Reward yourself when you successfully complete a workout, reach a new fitness goal, or simply show up on a day when you were tempted to ditch your activity plans. Writing down your activities in an exercise journal not only holds you accountable, but is also a reminder of your accomplishments. When you work out with a friend or family member, you can encourage and motivate each other. Can you walk away from Father Time? Protein intake and exercise for optimal muscle function with aging — Details how exercise and protein intake can help limit and treat age-related declines in muscle mass, strength, and functional abilities.

Wheelchair Yoga — Sample poses that can be performed in a wheelchair. May All Be Happy. Get Fit Where You Sit. Lawrence Robinson, Melinda Smith, M.

What are the benefits of exercise for older adults?

The content of this reprint is for informational purposes only and NOT a substitute for professional advice, diagnosis, or treatment. ORG Trusted guide to mental health Toggle navigation. What are the benefits for older adults? Overcoming obstacles What if you hate to exercise? What are the benefits of exercise for older adults? Physical health benefits Helps you maintain or lose weight. Mental health benefits Improves sleep.

Jumping Exercise No. 4

Five myths about activity and aging Myth 1: There's no point to exercising.

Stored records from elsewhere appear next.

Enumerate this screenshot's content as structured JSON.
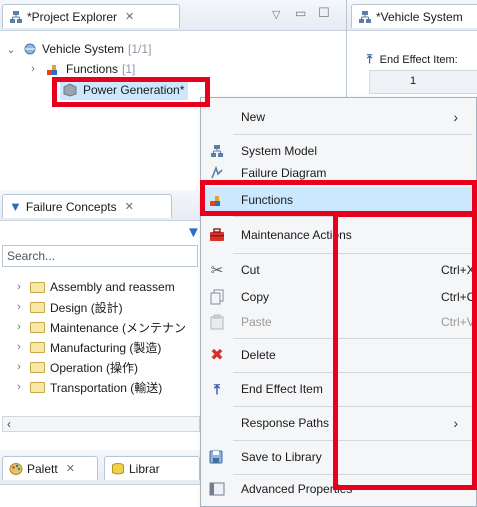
{
  "project_explorer": {
    "tab_title": "*Project Explorer",
    "tree": {
      "root_label": "Vehicle System",
      "root_count": "[1/1]",
      "child1_label": "Functions",
      "child1_count": "[1]",
      "child2_label": "Power Generation*"
    }
  },
  "editor": {
    "tab_title": "*Vehicle System",
    "end_effect_label": "End Effect Item:",
    "column_value": "1"
  },
  "failure_concepts": {
    "tab_title": "Failure Concepts",
    "search_placeholder": "Search...",
    "items": [
      "Assembly and reassem",
      "Design (設計)",
      "Maintenance (メンテナン",
      "Manufacturing (製造)",
      "Operation (操作)",
      "Transportation (輸送)"
    ]
  },
  "bottom_tabs": {
    "palette": "Palett",
    "library": "Librar"
  },
  "context_menu": {
    "new": "New",
    "system_model": "System Model",
    "failure_diagram": "Failure Diagram",
    "functions": "Functions",
    "maintenance_actions": "Maintenance Actions",
    "cut": "Cut",
    "cut_shortcut": "Ctrl+X",
    "copy": "Copy",
    "copy_shortcut": "Ctrl+C",
    "paste": "Paste",
    "paste_shortcut": "Ctrl+V",
    "delete": "Delete",
    "end_effect_item": "End Effect Item",
    "response_paths": "Response Paths",
    "save_to_library": "Save to Library",
    "advanced_properties": "Advanced Properties"
  },
  "colors": {
    "highlight": "#e8001c",
    "selected_item": "#cce8ff",
    "menu_background": "#f5f6f8"
  }
}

I'm going to get only anyway. Exercise puts me at risk of falling down. I'll never be the athlete I once was.